### AIM OF THE EXERCISE
Return all entries verbatim; skip any pictures.
===== EXERCISE DATA =====
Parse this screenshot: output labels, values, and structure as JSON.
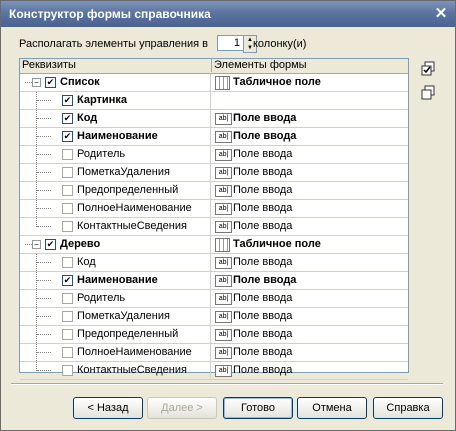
{
  "window": {
    "title": "Конструктор формы справочника",
    "close": "✕"
  },
  "top": {
    "label_before": "Располагать элементы управления в",
    "columns": "1",
    "label_after": "колонку(и)"
  },
  "grid": {
    "col1": "Реквизиты",
    "col2": "Элементы формы",
    "rows": [
      {
        "name": "Список",
        "checked": true,
        "bold": true,
        "elem": "Табличное поле",
        "elem_bold": true,
        "icon": "table-icon"
      },
      {
        "name": "Картинка",
        "checked": true,
        "bold": true,
        "elem": "",
        "elem_bold": false,
        "icon": ""
      },
      {
        "name": "Код",
        "checked": true,
        "bold": true,
        "elem": "Поле ввода",
        "elem_bold": true,
        "icon": "input-icon"
      },
      {
        "name": "Наименование",
        "checked": true,
        "bold": true,
        "elem": "Поле ввода",
        "elem_bold": true,
        "icon": "input-icon"
      },
      {
        "name": "Родитель",
        "checked": false,
        "bold": false,
        "elem": "Поле ввода",
        "elem_bold": false,
        "icon": "input-icon"
      },
      {
        "name": "ПометкаУдаления",
        "checked": false,
        "bold": false,
        "elem": "Поле ввода",
        "elem_bold": false,
        "icon": "input-icon"
      },
      {
        "name": "Предопределенный",
        "checked": false,
        "bold": false,
        "elem": "Поле ввода",
        "elem_bold": false,
        "icon": "input-icon"
      },
      {
        "name": "ПолноеНаименование",
        "checked": false,
        "bold": false,
        "elem": "Поле ввода",
        "elem_bold": false,
        "icon": "input-icon"
      },
      {
        "name": "КонтактныеСведения",
        "checked": false,
        "bold": false,
        "elem": "Поле ввода",
        "elem_bold": false,
        "icon": "input-icon"
      },
      {
        "name": "Дерево",
        "checked": true,
        "bold": true,
        "elem": "Табличное поле",
        "elem_bold": true,
        "icon": "table-icon"
      },
      {
        "name": "Код",
        "checked": false,
        "bold": false,
        "elem": "Поле ввода",
        "elem_bold": false,
        "icon": "input-icon"
      },
      {
        "name": "Наименование",
        "checked": true,
        "bold": true,
        "elem": "Поле ввода",
        "elem_bold": true,
        "icon": "input-icon"
      },
      {
        "name": "Родитель",
        "checked": false,
        "bold": false,
        "elem": "Поле ввода",
        "elem_bold": false,
        "icon": "input-icon"
      },
      {
        "name": "ПометкаУдаления",
        "checked": false,
        "bold": false,
        "elem": "Поле ввода",
        "elem_bold": false,
        "icon": "input-icon"
      },
      {
        "name": "Предопределенный",
        "checked": false,
        "bold": false,
        "elem": "Поле ввода",
        "elem_bold": false,
        "icon": "input-icon"
      },
      {
        "name": "ПолноеНаименование",
        "checked": false,
        "bold": false,
        "elem": "Поле ввода",
        "elem_bold": false,
        "icon": "input-icon"
      },
      {
        "name": "КонтактныеСведения",
        "checked": false,
        "bold": false,
        "elem": "Поле ввода",
        "elem_bold": false,
        "icon": "input-icon"
      }
    ],
    "input_icon_text": "ab|"
  },
  "buttons": {
    "back": "< Назад",
    "next": "Далее >",
    "done": "Готово",
    "cancel": "Отмена",
    "help": "Справка"
  }
}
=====
### PROBLEM SOLUTION
Parse this screenshot: output labels, values, and structure as JSON.
{
  "window": {
    "title": "Конструктор формы справочника",
    "close": "✕"
  },
  "top": {
    "label_before": "Располагать элементы управления в",
    "columns": "1",
    "label_after": "колонку(и)"
  },
  "grid": {
    "col1": "Реквизиты",
    "col2": "Элементы формы",
    "rows": [
      {
        "name": "Список",
        "checked": true,
        "bold": true,
        "elem": "Табличное поле",
        "elem_bold": true,
        "icon": "table-icon"
      },
      {
        "name": "Картинка",
        "checked": true,
        "bold": true,
        "elem": "",
        "elem_bold": false,
        "icon": ""
      },
      {
        "name": "Код",
        "checked": true,
        "bold": true,
        "elem": "Поле ввода",
        "elem_bold": true,
        "icon": "input-icon"
      },
      {
        "name": "Наименование",
        "checked": true,
        "bold": true,
        "elem": "Поле ввода",
        "elem_bold": true,
        "icon": "input-icon"
      },
      {
        "name": "Родитель",
        "checked": false,
        "bold": false,
        "elem": "Поле ввода",
        "elem_bold": false,
        "icon": "input-icon"
      },
      {
        "name": "ПометкаУдаления",
        "checked": false,
        "bold": false,
        "elem": "Поле ввода",
        "elem_bold": false,
        "icon": "input-icon"
      },
      {
        "name": "Предопределенный",
        "checked": false,
        "bold": false,
        "elem": "Поле ввода",
        "elem_bold": false,
        "icon": "input-icon"
      },
      {
        "name": "ПолноеНаименование",
        "checked": false,
        "bold": false,
        "elem": "Поле ввода",
        "elem_bold": false,
        "icon": "input-icon"
      },
      {
        "name": "КонтактныеСведения",
        "checked": false,
        "bold": false,
        "elem": "Поле ввода",
        "elem_bold": false,
        "icon": "input-icon"
      },
      {
        "name": "Дерево",
        "checked": true,
        "bold": true,
        "elem": "Табличное поле",
        "elem_bold": true,
        "icon": "table-icon"
      },
      {
        "name": "Код",
        "checked": false,
        "bold": false,
        "elem": "Поле ввода",
        "elem_bold": false,
        "icon": "input-icon"
      },
      {
        "name": "Наименование",
        "checked": true,
        "bold": true,
        "elem": "Поле ввода",
        "elem_bold": true,
        "icon": "input-icon"
      },
      {
        "name": "Родитель",
        "checked": false,
        "bold": false,
        "elem": "Поле ввода",
        "elem_bold": false,
        "icon": "input-icon"
      },
      {
        "name": "ПометкаУдаления",
        "checked": false,
        "bold": false,
        "elem": "Поле ввода",
        "elem_bold": false,
        "icon": "input-icon"
      },
      {
        "name": "Предопределенный",
        "checked": false,
        "bold": false,
        "elem": "Поле ввода",
        "elem_bold": false,
        "icon": "input-icon"
      },
      {
        "name": "ПолноеНаименование",
        "checked": false,
        "bold": false,
        "elem": "Поле ввода",
        "elem_bold": false,
        "icon": "input-icon"
      },
      {
        "name": "КонтактныеСведения",
        "checked": false,
        "bold": false,
        "elem": "Поле ввода",
        "elem_bold": false,
        "icon": "input-icon"
      }
    ],
    "input_icon_text": "ab|"
  },
  "buttons": {
    "back": "< Назад",
    "next": "Далее >",
    "done": "Готово",
    "cancel": "Отмена",
    "help": "Справка"
  }
}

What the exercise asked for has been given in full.